One silver lining: Not a single country has followed the United States’ lead yet to exit the agreement. In fact, 38 more countries have joined since Trump’s announcement in 2017. Yet many of the ominous predictions experts made when Trump first announced his intention to withdraw three years ago are holding up. I wrote then that Trump had no sense for the backlash in store for the United States for his isolationist foreign policy:
Two factors will especially hurt the US: First, the world has been dealing with the US as an unreliable partner on climate change for more than two decades, and leaders still well remember the other times the US reversed course on its promises; second, the world has never been more aligned in favor of action, making climate change a much bigger factor in the US relationship with its allies in non-climate related issues—from trade to defense to immigration—than it once was.
In a New York Times op-ed in 2017, George Shultz, a former Cabinet member of the Reagan and Nixon administrations, and Climate Leadership Council’s Ted Halstead begged Trump to remain in the accord. They predicted that Trump would create a power vacuum with global-level consequences. “If America fails to honor a global agreement that it helped forge,” they wrote, “the repercussions will undercut our diplomatic priorities across the globe, not to mention the country’s global standing and the market access of our firms.”
That has proven accurate: Without Trump, countries have forged ahead with domestic climate action. European nations and China have sought to fill the vacuum left by the United States. Now, China, India, and Europe have shown their appetite for strengthening their initial clean energy goals, while Trump has continued to talk about reviving the fast-declining coal industry.
If Joe Biden wins the election, he has promised to re-enter Paris on Jan. 20th next year, which will take effect one month later. Then, things get complicated.
“Rejoining Paris—that would be the easy part,” Alden Meyer, an independent expert who has 30 years of experience in international climate policy and science. “The harder part would be delivering the goods.” After joining Paris again, Biden would have to resubmit a new emissions target, which experts expect would initially look modestly similar to where Obama’s targets once were. But the United States needs to go even further to prove it’s serious about permanent changes to create a low-carbon economy. Biden would also need to put money where his mouth is by finally delivering on the United States’ $3 billion commitment to the Green Climate Fund, an international pot of money to help developing countries counter climate change. His first task would be to come up with the remaining $2 billion that Trump reneged on.
How much further Biden would be able to press global climate action depends heavily on which party controls the Senate. The president can pressure other countries to reduce foreign investments and exports in coal, and he can use the Environmental Protection Agency’s existing powers to slash carbon emissions. But the most ambitious, fastest timeline for doing anything requires laws passed by Congress.
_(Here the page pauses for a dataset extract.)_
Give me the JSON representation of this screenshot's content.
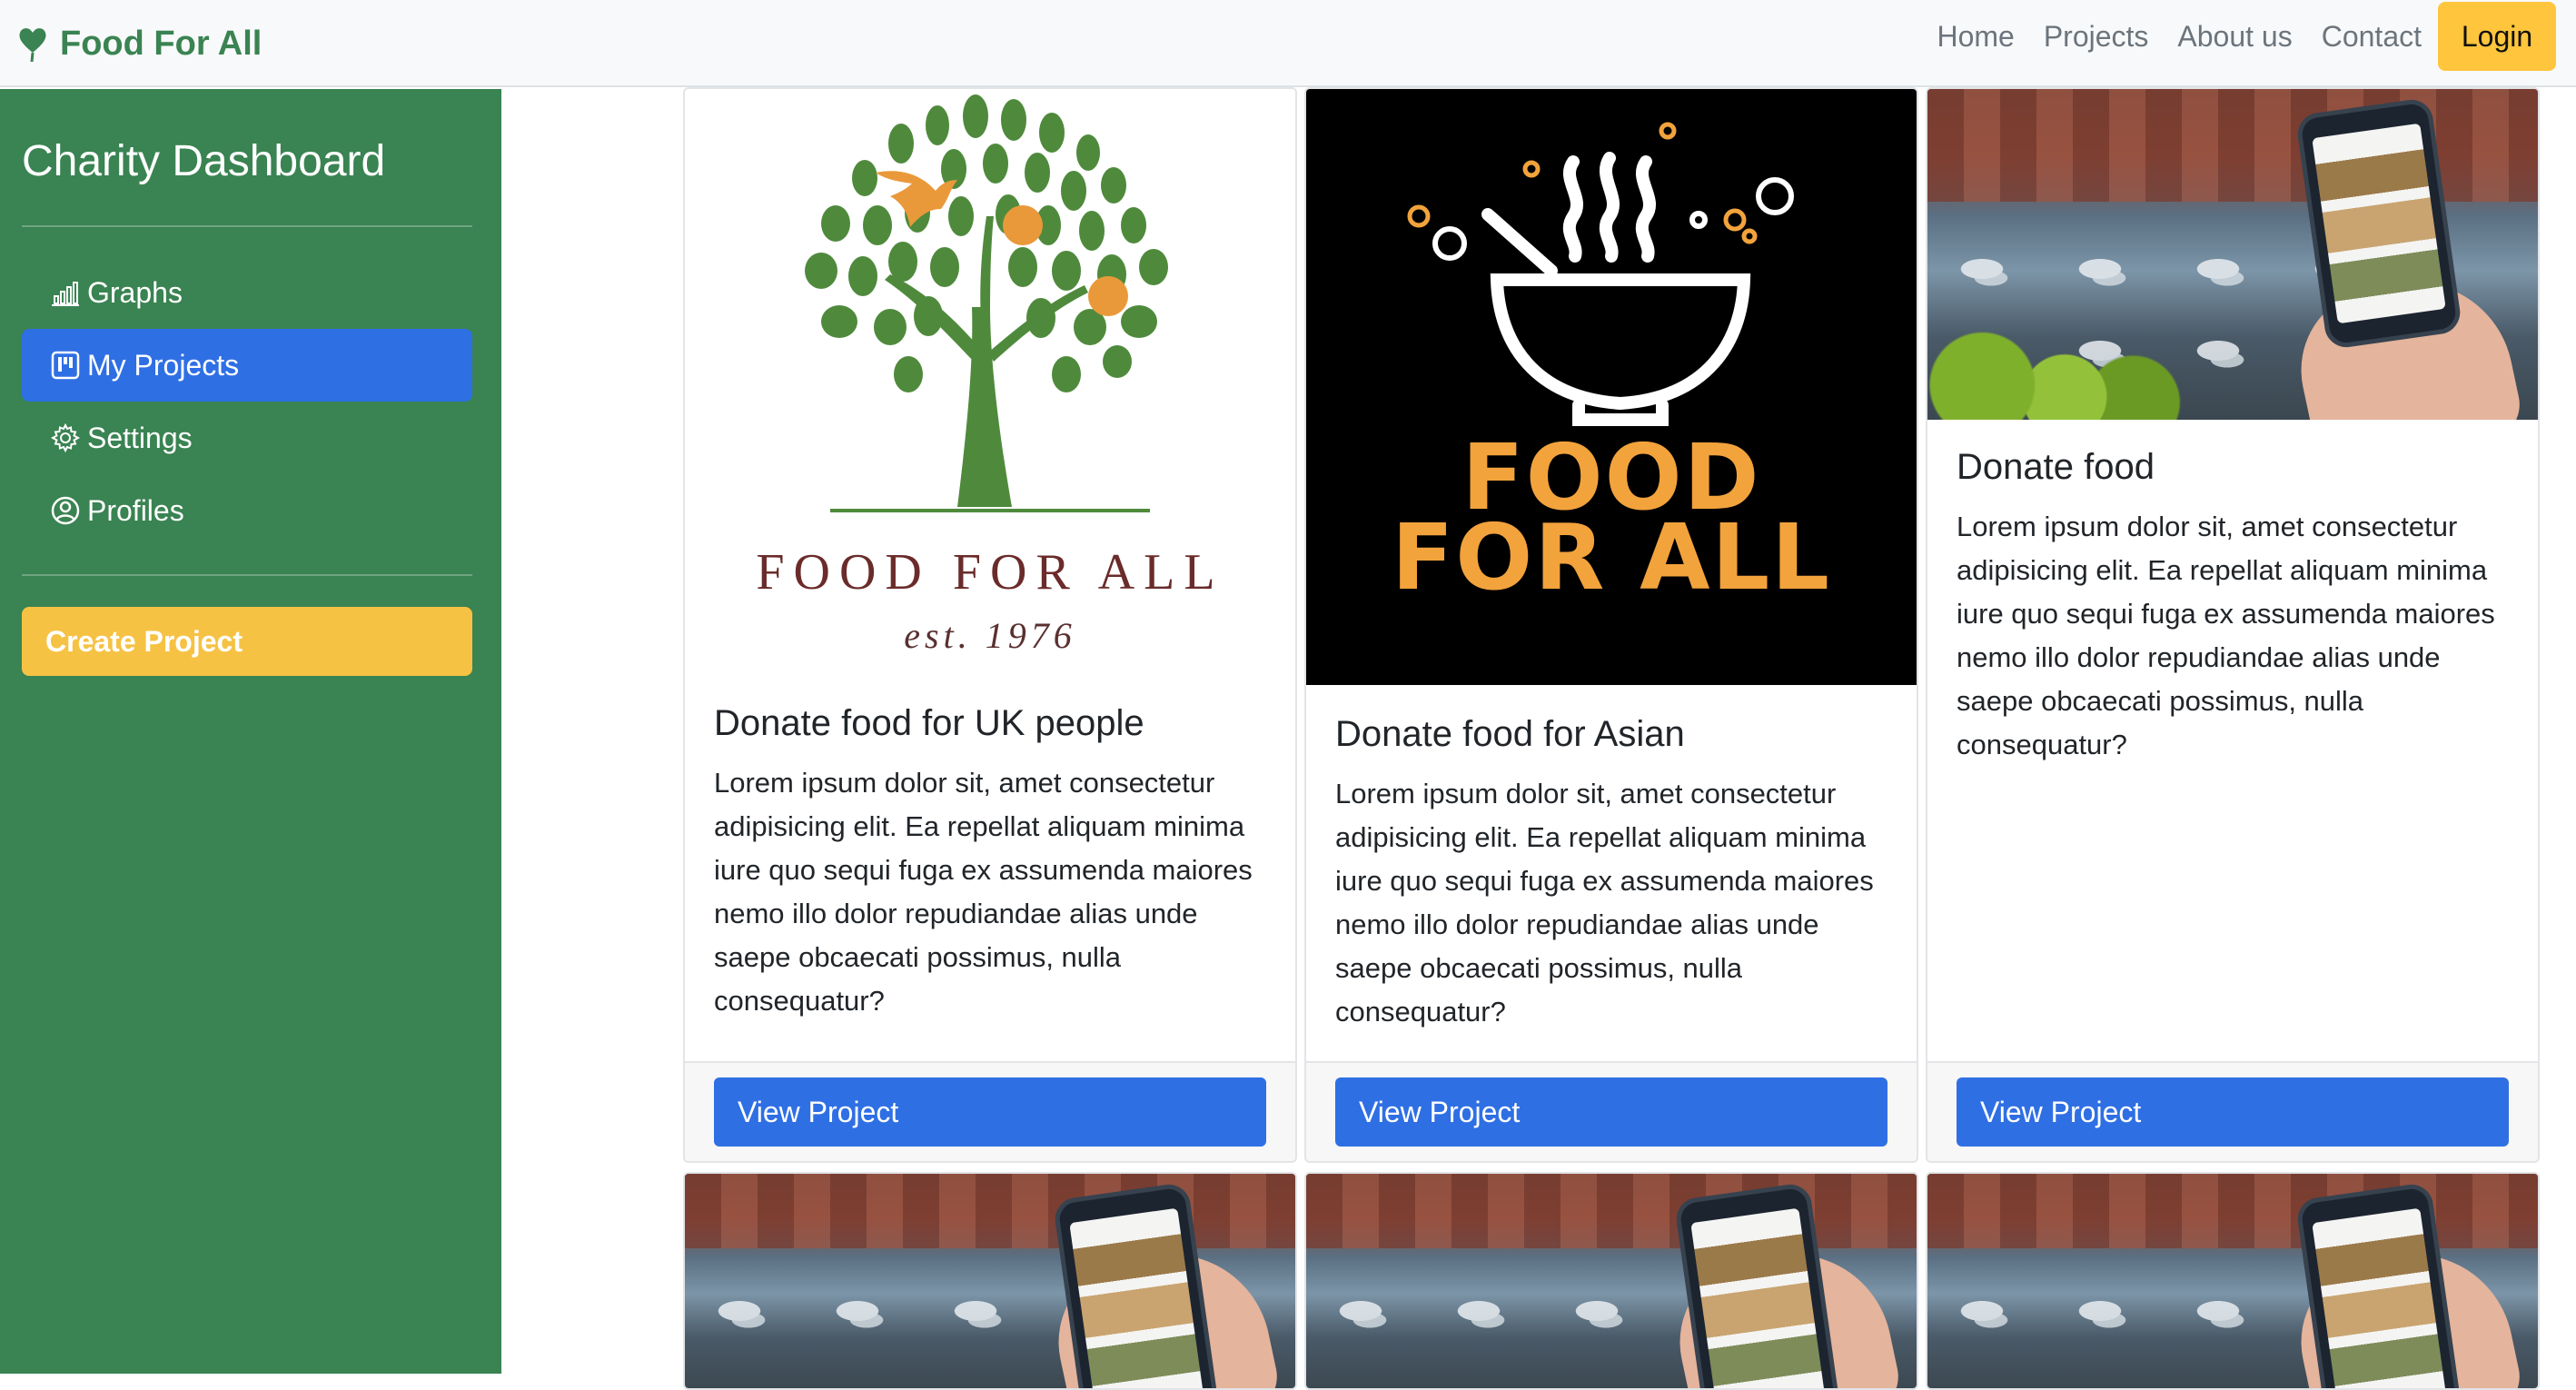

“The Senate matters a lot because all the analyses shows that using existing authority under the Clean Air Act and energy legislation with executive agency action, you get the United States somewhere maybe in the 30 to 32 reduction range [by 2030],” Meyer says. “But to get closer to the 40 to 50 percent range that science and equity at a minimum demands, it would be hard for the United States to get past that benchmark through executive action alone.”
Congress matters for another reason, too: The world has understandably lost faith in the continuity of US politics on climate change. Congressional action on climate would provide some assurance, Meyer says, that “we’re not going to be on a rollercoaster of policy changes administration to administration.”